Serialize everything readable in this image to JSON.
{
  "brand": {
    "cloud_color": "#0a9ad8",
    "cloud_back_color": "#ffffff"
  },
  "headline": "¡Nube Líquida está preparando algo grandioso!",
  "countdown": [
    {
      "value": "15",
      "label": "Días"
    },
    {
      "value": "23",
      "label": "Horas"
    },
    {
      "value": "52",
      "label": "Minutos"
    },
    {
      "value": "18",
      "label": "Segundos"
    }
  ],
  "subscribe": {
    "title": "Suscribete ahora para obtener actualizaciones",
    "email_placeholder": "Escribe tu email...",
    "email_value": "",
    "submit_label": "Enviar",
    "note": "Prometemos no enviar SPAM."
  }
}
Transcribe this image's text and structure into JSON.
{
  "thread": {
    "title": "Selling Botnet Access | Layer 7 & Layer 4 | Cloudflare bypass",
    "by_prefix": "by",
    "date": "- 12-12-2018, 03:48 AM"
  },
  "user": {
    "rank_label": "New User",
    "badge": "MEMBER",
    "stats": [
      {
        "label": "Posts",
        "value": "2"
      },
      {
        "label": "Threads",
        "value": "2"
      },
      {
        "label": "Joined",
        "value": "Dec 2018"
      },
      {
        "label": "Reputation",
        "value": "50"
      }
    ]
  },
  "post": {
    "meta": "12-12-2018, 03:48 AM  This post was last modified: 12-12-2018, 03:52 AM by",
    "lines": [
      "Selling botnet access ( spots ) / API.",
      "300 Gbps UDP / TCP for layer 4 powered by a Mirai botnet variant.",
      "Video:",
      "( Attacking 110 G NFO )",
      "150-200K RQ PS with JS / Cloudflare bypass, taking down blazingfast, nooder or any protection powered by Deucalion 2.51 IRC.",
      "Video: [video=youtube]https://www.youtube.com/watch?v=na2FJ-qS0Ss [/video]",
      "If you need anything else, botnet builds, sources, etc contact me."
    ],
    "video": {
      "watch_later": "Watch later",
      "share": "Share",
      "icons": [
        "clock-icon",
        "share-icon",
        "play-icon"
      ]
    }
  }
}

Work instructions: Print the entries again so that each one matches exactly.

Your response:
Serialize everything readable in this image to JSON.
{
  "brand": {
    "cloud_color": "#0a9ad8",
    "cloud_back_color": "#ffffff"
  },
  "headline": "¡Nube Líquida está preparando algo grandioso!",
  "countdown": [
    {
      "value": "15",
      "label": "Días"
    },
    {
      "value": "23",
      "label": "Horas"
    },
    {
      "value": "52",
      "label": "Minutos"
    },
    {
      "value": "18",
      "label": "Segundos"
    }
  ],
  "subscribe": {
    "title": "Suscribete ahora para obtener actualizaciones",
    "email_placeholder": "Escribe tu email...",
    "email_value": "",
    "submit_label": "Enviar",
    "note": "Prometemos no enviar SPAM."
  }
}
Transcribe this image's text and structure into JSON.
{
  "thread": {
    "title": "Selling Botnet Access | Layer 7 & Layer 4 | Cloudflare bypass",
    "by_prefix": "by",
    "date": "- 12-12-2018, 03:48 AM"
  },
  "user": {
    "rank_label": "New User",
    "badge": "MEMBER",
    "stats": [
      {
        "label": "Posts",
        "value": "2"
      },
      {
        "label": "Threads",
        "value": "2"
      },
      {
        "label": "Joined",
        "value": "Dec 2018"
      },
      {
        "label": "Reputation",
        "value": "50"
      }
    ]
  },
  "post": {
    "meta": "12-12-2018, 03:48 AM  This post was last modified: 12-12-2018, 03:52 AM by",
    "lines": [
      "Selling botnet access ( spots ) / API.",
      "300 Gbps UDP / TCP for layer 4 powered by a Mirai botnet variant.",
      "Video:",
      "( Attacking 110 G NFO )",
      "150-200K RQ PS with JS / Cloudflare bypass, taking down blazingfast, nooder or any protection powered by Deucalion 2.51 IRC.",
      "Video: [video=youtube]https://www.youtube.com/watch?v=na2FJ-qS0Ss [/video]",
      "If you need anything else, botnet builds, sources, etc contact me."
    ],
    "video": {
      "watch_later": "Watch later",
      "share": "Share",
      "icons": [
        "clock-icon",
        "share-icon",
        "play-icon"
      ]
    }
  }
}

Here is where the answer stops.